> EXERCISE DESCRIPTION
Copy every line that holds the string "this" from the data below.

> AVAILABLE DATA
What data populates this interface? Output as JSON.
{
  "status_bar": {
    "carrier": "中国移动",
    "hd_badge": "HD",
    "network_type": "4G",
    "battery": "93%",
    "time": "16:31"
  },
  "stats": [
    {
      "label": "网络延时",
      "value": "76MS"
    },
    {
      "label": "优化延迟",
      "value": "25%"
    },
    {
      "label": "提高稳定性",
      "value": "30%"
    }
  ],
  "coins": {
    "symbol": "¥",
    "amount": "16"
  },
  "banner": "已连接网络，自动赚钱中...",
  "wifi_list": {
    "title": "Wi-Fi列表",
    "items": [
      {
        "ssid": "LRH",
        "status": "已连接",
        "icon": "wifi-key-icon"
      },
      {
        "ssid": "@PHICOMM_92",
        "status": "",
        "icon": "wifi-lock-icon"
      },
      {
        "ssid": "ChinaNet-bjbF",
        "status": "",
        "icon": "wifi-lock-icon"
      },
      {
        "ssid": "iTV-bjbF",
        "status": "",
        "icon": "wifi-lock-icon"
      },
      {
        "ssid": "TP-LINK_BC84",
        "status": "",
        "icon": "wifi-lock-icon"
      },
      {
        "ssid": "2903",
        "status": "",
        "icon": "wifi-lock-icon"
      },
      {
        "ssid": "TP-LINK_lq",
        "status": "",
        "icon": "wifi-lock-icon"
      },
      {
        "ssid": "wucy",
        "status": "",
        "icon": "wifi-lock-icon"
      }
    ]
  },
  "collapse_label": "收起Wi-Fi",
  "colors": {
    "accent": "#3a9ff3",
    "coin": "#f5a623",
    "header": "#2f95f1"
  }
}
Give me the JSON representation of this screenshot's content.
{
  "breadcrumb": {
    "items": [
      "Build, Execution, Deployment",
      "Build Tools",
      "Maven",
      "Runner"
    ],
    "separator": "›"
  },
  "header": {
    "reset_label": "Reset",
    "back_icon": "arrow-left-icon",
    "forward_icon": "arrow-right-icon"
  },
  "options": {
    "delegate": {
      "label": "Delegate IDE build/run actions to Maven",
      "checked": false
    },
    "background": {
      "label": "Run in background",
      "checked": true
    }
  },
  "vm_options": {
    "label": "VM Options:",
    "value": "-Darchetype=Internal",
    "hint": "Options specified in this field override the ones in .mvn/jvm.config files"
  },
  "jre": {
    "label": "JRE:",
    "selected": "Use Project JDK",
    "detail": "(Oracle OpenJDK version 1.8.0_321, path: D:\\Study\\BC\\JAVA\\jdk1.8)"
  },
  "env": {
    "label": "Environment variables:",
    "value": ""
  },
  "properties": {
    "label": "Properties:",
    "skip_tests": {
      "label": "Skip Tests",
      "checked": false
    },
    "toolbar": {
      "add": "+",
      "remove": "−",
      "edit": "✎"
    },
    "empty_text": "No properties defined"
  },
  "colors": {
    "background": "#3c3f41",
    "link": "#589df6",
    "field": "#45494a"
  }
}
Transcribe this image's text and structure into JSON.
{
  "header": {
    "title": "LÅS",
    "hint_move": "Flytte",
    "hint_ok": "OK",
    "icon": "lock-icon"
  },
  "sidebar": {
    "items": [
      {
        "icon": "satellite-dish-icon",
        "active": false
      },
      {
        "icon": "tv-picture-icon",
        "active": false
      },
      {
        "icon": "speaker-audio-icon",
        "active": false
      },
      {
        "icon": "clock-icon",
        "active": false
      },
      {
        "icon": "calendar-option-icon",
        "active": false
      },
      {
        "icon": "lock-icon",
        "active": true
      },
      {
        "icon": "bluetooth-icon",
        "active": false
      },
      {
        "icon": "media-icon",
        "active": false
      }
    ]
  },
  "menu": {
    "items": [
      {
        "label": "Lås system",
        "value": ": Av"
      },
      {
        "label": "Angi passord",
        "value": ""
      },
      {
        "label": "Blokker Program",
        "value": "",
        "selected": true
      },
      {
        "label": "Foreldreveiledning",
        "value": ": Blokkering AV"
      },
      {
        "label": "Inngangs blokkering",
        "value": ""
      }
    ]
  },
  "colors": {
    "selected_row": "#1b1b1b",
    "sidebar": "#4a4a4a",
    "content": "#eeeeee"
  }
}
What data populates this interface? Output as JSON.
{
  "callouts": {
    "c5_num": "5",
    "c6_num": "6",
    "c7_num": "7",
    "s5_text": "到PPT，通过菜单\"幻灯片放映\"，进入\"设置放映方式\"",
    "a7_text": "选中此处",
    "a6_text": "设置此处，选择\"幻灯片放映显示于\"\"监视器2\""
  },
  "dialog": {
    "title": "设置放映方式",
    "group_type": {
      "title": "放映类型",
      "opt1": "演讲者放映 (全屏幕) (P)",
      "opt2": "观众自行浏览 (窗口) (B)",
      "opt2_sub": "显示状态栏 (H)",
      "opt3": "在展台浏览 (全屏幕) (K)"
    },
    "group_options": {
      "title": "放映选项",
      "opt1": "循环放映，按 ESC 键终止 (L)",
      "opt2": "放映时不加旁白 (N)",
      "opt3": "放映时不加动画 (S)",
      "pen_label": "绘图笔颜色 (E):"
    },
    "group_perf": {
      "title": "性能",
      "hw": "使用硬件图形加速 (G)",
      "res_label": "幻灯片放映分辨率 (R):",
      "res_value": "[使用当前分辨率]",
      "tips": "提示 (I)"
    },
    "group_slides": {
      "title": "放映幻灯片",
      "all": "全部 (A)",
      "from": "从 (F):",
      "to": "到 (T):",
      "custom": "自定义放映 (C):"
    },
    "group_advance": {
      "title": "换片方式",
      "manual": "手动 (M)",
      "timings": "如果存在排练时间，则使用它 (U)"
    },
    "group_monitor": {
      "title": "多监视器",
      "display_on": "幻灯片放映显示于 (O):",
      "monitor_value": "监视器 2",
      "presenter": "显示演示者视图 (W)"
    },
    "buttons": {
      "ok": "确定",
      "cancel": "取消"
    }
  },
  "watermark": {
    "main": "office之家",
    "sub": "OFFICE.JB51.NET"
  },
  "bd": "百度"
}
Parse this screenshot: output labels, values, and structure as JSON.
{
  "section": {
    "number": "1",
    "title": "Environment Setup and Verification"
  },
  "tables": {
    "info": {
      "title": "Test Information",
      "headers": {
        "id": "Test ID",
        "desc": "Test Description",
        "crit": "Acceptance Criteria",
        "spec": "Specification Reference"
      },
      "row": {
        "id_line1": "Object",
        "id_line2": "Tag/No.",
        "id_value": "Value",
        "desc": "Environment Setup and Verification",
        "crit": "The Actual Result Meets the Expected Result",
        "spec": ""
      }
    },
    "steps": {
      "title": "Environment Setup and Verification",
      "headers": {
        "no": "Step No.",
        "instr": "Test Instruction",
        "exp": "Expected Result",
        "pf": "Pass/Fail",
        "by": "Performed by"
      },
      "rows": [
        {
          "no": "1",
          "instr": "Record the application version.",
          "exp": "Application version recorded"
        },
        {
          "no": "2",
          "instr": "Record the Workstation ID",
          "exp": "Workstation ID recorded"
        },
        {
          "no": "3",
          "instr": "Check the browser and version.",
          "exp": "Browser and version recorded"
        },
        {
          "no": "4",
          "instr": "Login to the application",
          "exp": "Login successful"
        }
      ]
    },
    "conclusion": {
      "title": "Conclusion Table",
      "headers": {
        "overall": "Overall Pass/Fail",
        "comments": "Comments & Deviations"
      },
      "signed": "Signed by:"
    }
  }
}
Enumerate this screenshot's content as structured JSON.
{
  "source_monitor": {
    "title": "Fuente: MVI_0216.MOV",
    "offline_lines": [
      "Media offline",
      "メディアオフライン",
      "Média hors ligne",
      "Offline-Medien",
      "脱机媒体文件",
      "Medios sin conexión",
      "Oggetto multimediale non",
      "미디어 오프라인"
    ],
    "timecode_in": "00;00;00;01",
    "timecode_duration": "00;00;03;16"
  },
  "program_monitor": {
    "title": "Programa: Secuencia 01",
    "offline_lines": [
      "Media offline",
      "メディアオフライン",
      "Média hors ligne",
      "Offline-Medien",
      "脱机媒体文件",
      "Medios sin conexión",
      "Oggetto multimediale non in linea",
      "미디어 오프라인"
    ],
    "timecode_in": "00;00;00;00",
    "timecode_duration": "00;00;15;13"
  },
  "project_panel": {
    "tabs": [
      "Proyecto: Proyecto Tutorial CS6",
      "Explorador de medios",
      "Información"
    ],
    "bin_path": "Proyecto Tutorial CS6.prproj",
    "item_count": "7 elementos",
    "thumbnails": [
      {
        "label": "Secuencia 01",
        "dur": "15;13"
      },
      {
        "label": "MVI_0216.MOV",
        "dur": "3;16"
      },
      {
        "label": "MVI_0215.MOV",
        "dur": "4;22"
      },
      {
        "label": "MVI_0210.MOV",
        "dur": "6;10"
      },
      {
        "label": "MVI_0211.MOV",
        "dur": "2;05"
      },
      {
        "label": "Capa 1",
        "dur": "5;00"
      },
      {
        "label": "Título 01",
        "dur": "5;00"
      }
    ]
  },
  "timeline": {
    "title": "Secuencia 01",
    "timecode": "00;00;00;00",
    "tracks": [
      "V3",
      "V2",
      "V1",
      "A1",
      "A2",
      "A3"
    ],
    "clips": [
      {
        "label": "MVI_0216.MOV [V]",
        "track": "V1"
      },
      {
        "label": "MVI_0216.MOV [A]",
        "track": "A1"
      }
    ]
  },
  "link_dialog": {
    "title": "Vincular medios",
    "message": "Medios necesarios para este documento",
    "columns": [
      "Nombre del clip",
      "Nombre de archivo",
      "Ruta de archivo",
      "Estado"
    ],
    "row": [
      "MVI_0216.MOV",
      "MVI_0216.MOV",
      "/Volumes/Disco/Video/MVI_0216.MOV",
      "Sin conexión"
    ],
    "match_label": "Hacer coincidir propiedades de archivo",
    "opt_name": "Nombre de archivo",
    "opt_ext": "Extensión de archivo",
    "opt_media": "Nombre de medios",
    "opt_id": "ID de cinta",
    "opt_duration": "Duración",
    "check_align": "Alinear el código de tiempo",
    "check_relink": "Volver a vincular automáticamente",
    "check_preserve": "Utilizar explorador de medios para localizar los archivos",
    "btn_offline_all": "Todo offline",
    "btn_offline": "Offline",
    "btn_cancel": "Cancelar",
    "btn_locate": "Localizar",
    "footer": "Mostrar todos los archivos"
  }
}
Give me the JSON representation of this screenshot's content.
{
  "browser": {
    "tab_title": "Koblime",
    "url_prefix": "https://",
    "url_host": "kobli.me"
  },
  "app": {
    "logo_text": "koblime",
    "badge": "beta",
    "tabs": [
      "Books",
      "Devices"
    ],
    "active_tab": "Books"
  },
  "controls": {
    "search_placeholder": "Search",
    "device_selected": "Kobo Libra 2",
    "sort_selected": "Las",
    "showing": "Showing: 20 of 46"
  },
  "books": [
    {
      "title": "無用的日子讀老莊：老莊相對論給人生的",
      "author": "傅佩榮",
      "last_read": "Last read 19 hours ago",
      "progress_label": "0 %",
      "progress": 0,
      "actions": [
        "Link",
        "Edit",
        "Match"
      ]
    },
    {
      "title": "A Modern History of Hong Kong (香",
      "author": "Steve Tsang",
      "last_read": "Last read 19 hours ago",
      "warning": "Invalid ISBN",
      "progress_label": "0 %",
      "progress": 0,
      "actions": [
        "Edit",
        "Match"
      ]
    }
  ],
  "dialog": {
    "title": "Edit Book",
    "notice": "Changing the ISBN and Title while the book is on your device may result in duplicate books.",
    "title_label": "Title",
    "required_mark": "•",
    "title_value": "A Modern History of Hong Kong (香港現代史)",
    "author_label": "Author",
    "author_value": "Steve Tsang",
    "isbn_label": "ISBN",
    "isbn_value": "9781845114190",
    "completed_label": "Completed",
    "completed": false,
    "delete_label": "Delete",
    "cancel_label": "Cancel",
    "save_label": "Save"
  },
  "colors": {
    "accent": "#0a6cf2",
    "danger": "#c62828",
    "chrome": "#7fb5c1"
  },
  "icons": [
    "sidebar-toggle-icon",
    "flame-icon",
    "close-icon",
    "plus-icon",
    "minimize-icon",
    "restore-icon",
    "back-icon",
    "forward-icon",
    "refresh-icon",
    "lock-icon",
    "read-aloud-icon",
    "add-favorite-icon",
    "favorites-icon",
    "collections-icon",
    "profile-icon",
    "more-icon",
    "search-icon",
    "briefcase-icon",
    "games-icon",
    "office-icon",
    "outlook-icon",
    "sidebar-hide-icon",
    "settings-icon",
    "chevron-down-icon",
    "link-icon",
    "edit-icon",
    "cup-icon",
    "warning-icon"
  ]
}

> ANSWER SECTION
What data populates this interface? Output as JSON.
Give me the JSON representation of this screenshot's content.
    "hint": "Options specified in this field override the ones in .mvn/jvm.config files"
Transcribe this image's text and structure into JSON.
What data populates this interface? Output as JSON.
Parse this screenshot: output labels, values, and structure as JSON.
Enumerate this screenshot's content as structured JSON.
Give me the JSON representation of this screenshot's content.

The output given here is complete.